Work task:
Each record beneath this line is to be copied exactly.

┌─ Exercise material

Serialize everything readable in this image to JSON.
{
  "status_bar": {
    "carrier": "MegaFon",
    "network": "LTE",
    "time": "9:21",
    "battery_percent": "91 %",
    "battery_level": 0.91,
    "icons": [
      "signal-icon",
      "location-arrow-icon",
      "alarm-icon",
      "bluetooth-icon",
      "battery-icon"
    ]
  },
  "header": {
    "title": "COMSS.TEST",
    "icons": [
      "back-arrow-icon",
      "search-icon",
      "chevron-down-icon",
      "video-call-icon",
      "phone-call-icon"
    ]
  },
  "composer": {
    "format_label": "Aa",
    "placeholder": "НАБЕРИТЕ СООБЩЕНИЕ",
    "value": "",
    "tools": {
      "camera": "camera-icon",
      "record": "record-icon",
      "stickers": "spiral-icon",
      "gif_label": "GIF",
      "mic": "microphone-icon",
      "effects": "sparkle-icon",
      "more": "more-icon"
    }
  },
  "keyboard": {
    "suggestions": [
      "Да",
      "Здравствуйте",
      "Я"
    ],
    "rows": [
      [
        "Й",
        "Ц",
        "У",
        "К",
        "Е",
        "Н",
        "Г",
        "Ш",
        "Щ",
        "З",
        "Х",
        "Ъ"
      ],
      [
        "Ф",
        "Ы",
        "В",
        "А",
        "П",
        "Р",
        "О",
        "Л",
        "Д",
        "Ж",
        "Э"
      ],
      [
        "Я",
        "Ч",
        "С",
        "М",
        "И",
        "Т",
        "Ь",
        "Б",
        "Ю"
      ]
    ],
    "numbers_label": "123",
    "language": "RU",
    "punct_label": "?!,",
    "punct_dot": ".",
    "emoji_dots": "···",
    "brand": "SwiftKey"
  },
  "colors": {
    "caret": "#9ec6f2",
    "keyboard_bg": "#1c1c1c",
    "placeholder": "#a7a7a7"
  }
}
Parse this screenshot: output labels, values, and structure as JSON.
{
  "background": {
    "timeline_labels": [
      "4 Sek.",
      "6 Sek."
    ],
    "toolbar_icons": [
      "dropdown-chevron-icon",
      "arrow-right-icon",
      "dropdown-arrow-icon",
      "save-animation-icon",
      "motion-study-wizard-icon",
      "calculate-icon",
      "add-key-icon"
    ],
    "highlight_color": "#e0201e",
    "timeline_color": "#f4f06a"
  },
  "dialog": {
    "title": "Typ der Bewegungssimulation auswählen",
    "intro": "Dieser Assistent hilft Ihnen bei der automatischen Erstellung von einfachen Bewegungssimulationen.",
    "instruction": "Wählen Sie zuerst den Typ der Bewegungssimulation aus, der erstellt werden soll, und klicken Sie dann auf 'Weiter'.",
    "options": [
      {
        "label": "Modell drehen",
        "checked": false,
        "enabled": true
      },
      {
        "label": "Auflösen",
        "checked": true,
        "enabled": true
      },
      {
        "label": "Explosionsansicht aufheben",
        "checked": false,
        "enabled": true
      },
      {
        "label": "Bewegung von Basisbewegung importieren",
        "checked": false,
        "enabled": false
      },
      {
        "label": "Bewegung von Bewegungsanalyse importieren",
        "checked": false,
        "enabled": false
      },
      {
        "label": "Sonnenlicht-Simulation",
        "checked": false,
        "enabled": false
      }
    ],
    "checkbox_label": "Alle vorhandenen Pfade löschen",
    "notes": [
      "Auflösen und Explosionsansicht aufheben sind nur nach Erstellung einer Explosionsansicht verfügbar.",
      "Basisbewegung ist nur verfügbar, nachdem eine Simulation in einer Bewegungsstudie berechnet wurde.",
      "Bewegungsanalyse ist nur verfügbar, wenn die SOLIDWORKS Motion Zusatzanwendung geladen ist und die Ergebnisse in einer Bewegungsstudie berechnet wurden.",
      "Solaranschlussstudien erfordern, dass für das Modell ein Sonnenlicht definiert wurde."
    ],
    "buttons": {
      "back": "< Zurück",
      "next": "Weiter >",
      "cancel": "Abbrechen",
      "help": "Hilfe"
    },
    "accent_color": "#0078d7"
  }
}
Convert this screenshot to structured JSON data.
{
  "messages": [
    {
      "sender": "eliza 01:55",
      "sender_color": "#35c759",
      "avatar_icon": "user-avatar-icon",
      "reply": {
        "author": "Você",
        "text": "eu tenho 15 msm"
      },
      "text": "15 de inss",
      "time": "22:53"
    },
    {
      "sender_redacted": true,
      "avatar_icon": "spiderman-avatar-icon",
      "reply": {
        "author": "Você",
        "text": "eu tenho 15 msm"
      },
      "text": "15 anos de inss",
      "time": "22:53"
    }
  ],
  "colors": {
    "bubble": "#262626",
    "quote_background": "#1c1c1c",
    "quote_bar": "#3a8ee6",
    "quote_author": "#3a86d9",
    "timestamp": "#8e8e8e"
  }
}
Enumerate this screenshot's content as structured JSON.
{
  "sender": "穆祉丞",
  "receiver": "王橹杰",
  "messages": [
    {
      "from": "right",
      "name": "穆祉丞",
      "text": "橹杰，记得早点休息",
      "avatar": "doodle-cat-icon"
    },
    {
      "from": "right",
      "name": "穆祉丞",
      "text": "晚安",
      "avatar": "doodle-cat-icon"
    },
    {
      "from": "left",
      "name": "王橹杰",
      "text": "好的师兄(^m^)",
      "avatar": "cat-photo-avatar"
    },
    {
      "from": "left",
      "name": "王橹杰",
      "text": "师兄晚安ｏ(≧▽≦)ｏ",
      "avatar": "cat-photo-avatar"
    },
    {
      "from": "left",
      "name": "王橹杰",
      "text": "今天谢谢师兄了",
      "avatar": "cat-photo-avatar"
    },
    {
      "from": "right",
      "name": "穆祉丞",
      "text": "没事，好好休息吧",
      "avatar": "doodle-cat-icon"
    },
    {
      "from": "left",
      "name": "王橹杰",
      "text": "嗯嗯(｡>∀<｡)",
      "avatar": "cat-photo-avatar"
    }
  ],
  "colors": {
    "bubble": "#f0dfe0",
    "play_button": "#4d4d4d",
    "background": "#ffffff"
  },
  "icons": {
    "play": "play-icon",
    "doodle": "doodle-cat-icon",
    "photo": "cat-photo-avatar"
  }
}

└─

Solution:
Serialize everything readable in this image to JSON.
{
  "status_bar": {
    "carrier": "MegaFon",
    "network": "LTE",
    "time": "9:21",
    "battery_percent": "91 %",
    "battery_level": 0.91,
    "icons": [
      "signal-icon",
      "location-arrow-icon",
      "alarm-icon",
      "bluetooth-icon",
      "battery-icon"
    ]
  },
  "header": {
    "title": "COMSS.TEST",
    "icons": [
      "back-arrow-icon",
      "search-icon",
      "chevron-down-icon",
      "video-call-icon",
      "phone-call-icon"
    ]
  },
  "composer": {
    "format_label": "Aa",
    "placeholder": "НАБЕРИТЕ СООБЩЕНИЕ",
    "value": "",
    "tools": {
      "camera": "camera-icon",
      "record": "record-icon",
      "stickers": "spiral-icon",
      "gif_label": "GIF",
      "mic": "microphone-icon",
      "effects": "sparkle-icon",
      "more": "more-icon"
    }
  },
  "keyboard": {
    "suggestions": [
      "Да",
      "Здравствуйте",
      "Я"
    ],
    "rows": [
      [
        "Й",
        "Ц",
        "У",
        "К",
        "Е",
        "Н",
        "Г",
        "Ш",
        "Щ",
        "З",
        "Х",
        "Ъ"
      ],
      [
        "Ф",
        "Ы",
        "В",
        "А",
        "П",
        "Р",
        "О",
        "Л",
        "Д",
        "Ж",
        "Э"
      ],
      [
        "Я",
        "Ч",
        "С",
        "М",
        "И",
        "Т",
        "Ь",
        "Б",
        "Ю"
      ]
    ],
    "numbers_label": "123",
    "language": "RU",
    "punct_label": "?!,",
    "punct_dot": ".",
    "emoji_dots": "···",
    "brand": "SwiftKey"
  },
  "colors": {
    "caret": "#9ec6f2",
    "keyboard_bg": "#1c1c1c",
    "placeholder": "#a7a7a7"
  }
}
Parse this screenshot: output labels, values, and structure as JSON.
{
  "background": {
    "timeline_labels": [
      "4 Sek.",
      "6 Sek."
    ],
    "toolbar_icons": [
      "dropdown-chevron-icon",
      "arrow-right-icon",
      "dropdown-arrow-icon",
      "save-animation-icon",
      "motion-study-wizard-icon",
      "calculate-icon",
      "add-key-icon"
    ],
    "highlight_color": "#e0201e",
    "timeline_color": "#f4f06a"
  },
  "dialog": {
    "title": "Typ der Bewegungssimulation auswählen",
    "intro": "Dieser Assistent hilft Ihnen bei der automatischen Erstellung von einfachen Bewegungssimulationen.",
    "instruction": "Wählen Sie zuerst den Typ der Bewegungssimulation aus, der erstellt werden soll, und klicken Sie dann auf 'Weiter'.",
    "options": [
      {
        "label": "Modell drehen",
        "checked": false,
        "enabled": true
      },
      {
        "label": "Auflösen",
        "checked": true,
        "enabled": true
      },
      {
        "label": "Explosionsansicht aufheben",
        "checked": false,
        "enabled": true
      },
      {
        "label": "Bewegung von Basisbewegung importieren",
        "checked": false,
        "enabled": false
      },
      {
        "label": "Bewegung von Bewegungsanalyse importieren",
        "checked": false,
        "enabled": false
      },
      {
        "label": "Sonnenlicht-Simulation",
        "checked": false,
        "enabled": false
      }
    ],
    "checkbox_label": "Alle vorhandenen Pfade löschen",
    "notes": [
      "Auflösen und Explosionsansicht aufheben sind nur nach Erstellung einer Explosionsansicht verfügbar.",
      "Basisbewegung ist nur verfügbar, nachdem eine Simulation in einer Bewegungsstudie berechnet wurde.",
      "Bewegungsanalyse ist nur verfügbar, wenn die SOLIDWORKS Motion Zusatzanwendung geladen ist und die Ergebnisse in einer Bewegungsstudie berechnet wurden.",
      "Solaranschlussstudien erfordern, dass für das Modell ein Sonnenlicht definiert wurde."
    ],
    "buttons": {
      "back": "< Zurück",
      "next": "Weiter >",
      "cancel": "Abbrechen",
      "help": "Hilfe"
    },
    "accent_color": "#0078d7"
  }
}
Convert this screenshot to structured JSON data.
{
  "messages": [
    {
      "sender": "eliza 01:55",
      "sender_color": "#35c759",
      "avatar_icon": "user-avatar-icon",
      "reply": {
        "author": "Você",
        "text": "eu tenho 15 msm"
      },
      "text": "15 de inss",
      "time": "22:53"
    },
    {
      "sender_redacted": true,
      "avatar_icon": "spiderman-avatar-icon",
      "reply": {
        "author": "Você",
        "text": "eu tenho 15 msm"
      },
      "text": "15 anos de inss",
      "time": "22:53"
    }
  ],
  "colors": {
    "bubble": "#262626",
    "quote_background": "#1c1c1c",
    "quote_bar": "#3a8ee6",
    "quote_author": "#3a86d9",
    "timestamp": "#8e8e8e"
  }
}
Enumerate this screenshot's content as structured JSON.
{
  "sender": "穆祉丞",
  "receiver": "王橹杰",
  "messages": [
    {
      "from": "right",
      "name": "穆祉丞",
      "text": "橹杰，记得早点休息",
      "avatar": "doodle-cat-icon"
    },
    {
      "from": "right",
      "name": "穆祉丞",
      "text": "晚安",
      "avatar": "doodle-cat-icon"
    },
    {
      "from": "left",
      "name": "王橹杰",
      "text": "好的师兄(^m^)",
      "avatar": "cat-photo-avatar"
    },
    {
      "from": "left",
      "name": "王橹杰",
      "text": "师兄晚安ｏ(≧▽≦)ｏ",
      "avatar": "cat-photo-avatar"
    },
    {
      "from": "left",
      "name": "王橹杰",
      "text": "今天谢谢师兄了",
      "avatar": "cat-photo-avatar"
    },
    {
      "from": "right",
      "name": "穆祉丞",
      "text": "没事，好好休息吧",
      "avatar": "doodle-cat-icon"
    },
    {
      "from": "left",
      "name": "王橹杰",
      "text": "嗯嗯(｡>∀<｡)",
      "avatar": "cat-photo-avatar"
    }
  ],
  "colors": {
    "bubble": "#f0dfe0",
    "play_button": "#4d4d4d",
    "background": "#ffffff"
  },
  "icons": {
    "play": "play-icon",
    "doodle": "doodle-cat-icon",
    "photo": "cat-photo-avatar"
  }
}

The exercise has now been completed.